Peter Kay - The Sound Of Laughter

Bruce Turnbull 11/01/2007

For those of you who feel life has been less than magnanimous, Bolton's luminary jester Peter Kay's self penned tale of innocence, normality and accomplishment could just be the reviving stimulant to wake your spirits from their crestfallen slumbers.

The award winning comedian's passion for hilarity was founded in a childhood surrounded by eccentrics, eclectics and archetypical characters, who, through Kay's perceptible insight, we can all relate to and even find traits our own families purvey. Particularly his mother, who naively still packed his lunch until he was twenty-one, and through her own artlessness, supplied him with a surprise that became the catalyst in him winning the North West Comedian of the Year award in 1996. Tracing threads to earlier tales of school, menial part time jobs and outlandish driving instructors, the principles and longevity of Kay's comedy is based on a solid foundation, and through this, we can see why he has become such a success. A lot of the material used in both That Peter Kay Thing and Phoenix Nights has been derived from bizarre incidents in his life. His smouldering ability to pierce everyday conversations and ape human behaviour in a satirical manner is what extricates him from outmoded comedy clich├ęs.

Leading up to the winning of the aforementioned award in 1996, the book sadly focuses primarily on his teenage years, which at first is fresh and engaging, it slowly becomes rather stagnant until we reach the comedic climax.
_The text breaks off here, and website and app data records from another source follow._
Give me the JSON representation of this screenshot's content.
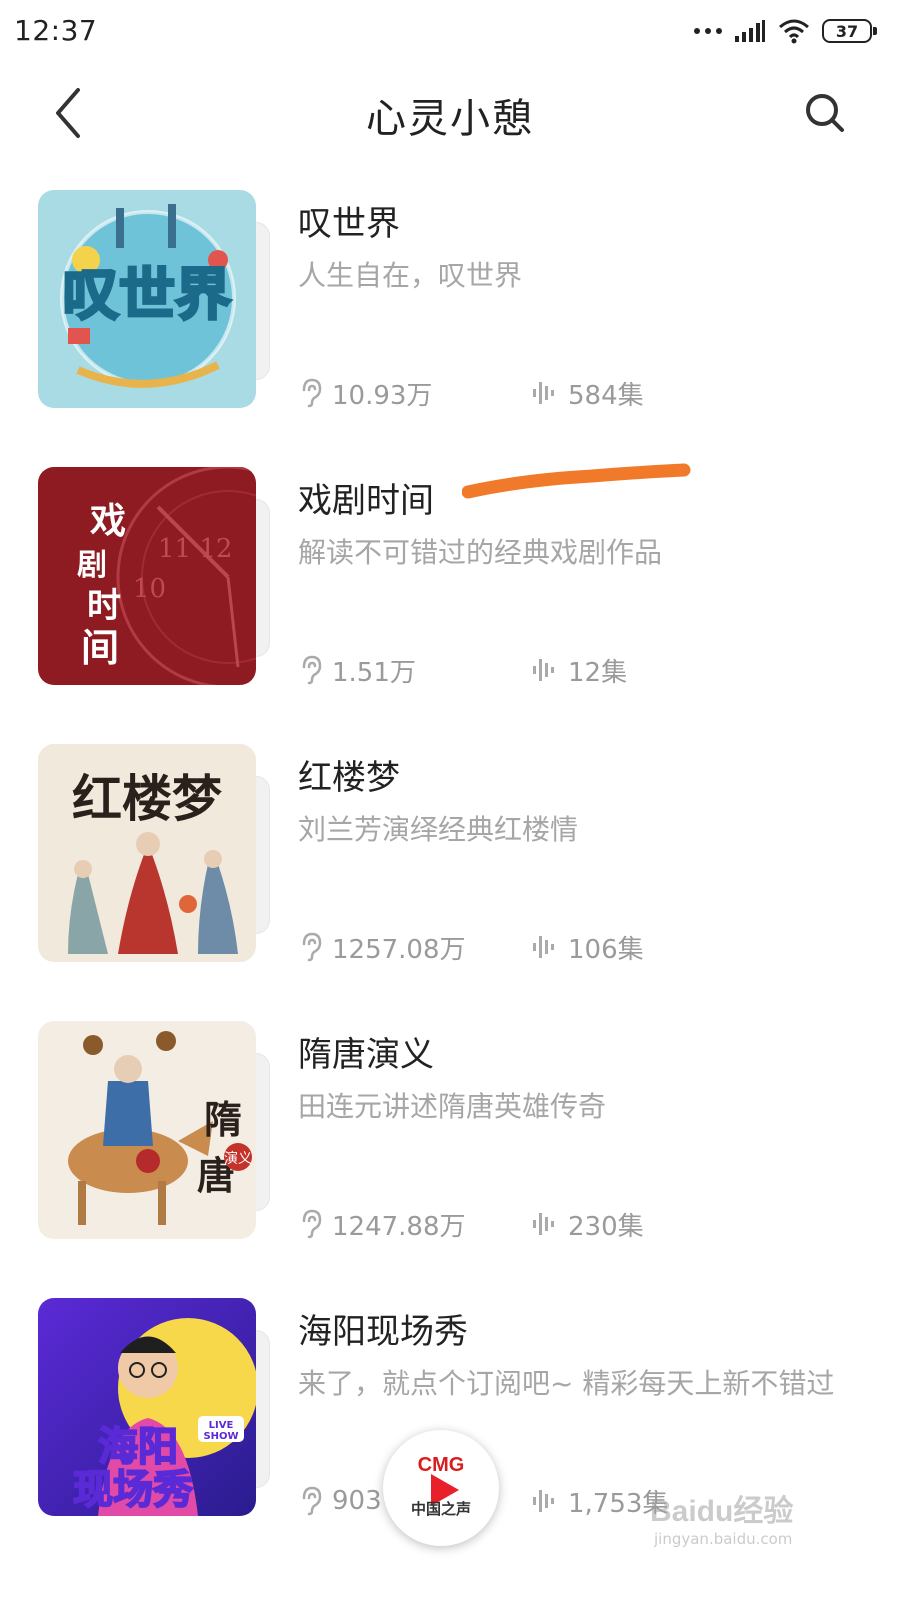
{
  "status_bar": {
    "time": "12:37",
    "battery": "37"
  },
  "header": {
    "title": "心灵小憩"
  },
  "items": [
    {
      "title": "叹世界",
      "desc": "人生自在，叹世界",
      "plays": "10.93万",
      "episodes": "584集",
      "cover_text": "叹世界"
    },
    {
      "title": "戏剧时间",
      "desc": "解读不可错过的经典戏剧作品",
      "plays": "1.51万",
      "episodes": "12集",
      "cover_text": "戏剧时间"
    },
    {
      "title": "红楼梦",
      "desc": "刘兰芳演绎经典红楼情",
      "plays": "1257.08万",
      "episodes": "106集",
      "cover_text": "红楼梦"
    },
    {
      "title": "隋唐演义",
      "desc": "田连元讲述隋唐英雄传奇",
      "plays": "1247.88万",
      "episodes": "230集",
      "cover_text": "隋唐演义"
    },
    {
      "title": "海阳现场秀",
      "desc": "来了，就点个订阅吧~ 精彩每天上新不错过",
      "plays": "903",
      "episodes": "1,753集",
      "cover_text": "海阳现场秀"
    }
  ],
  "mini_player": {
    "logo": "CMG",
    "sub": "中国之声"
  },
  "watermark": {
    "text": "Baidu经验",
    "sub": "jingyan.baidu.com"
  },
  "colors": {
    "accent_annotation": "#f07a2a",
    "muted_text": "#a6a6a6"
  }
}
Obviously a second volume is intended, and the twisting tales of perpetual touring and show business insecurities should prove more interesting than a list of Kay's favourite childhood LPs.
Jovial throughout with a competent use of language and expression, The Sound of Laughter embodies Kay's geniality and elicits exactly what the name suggests.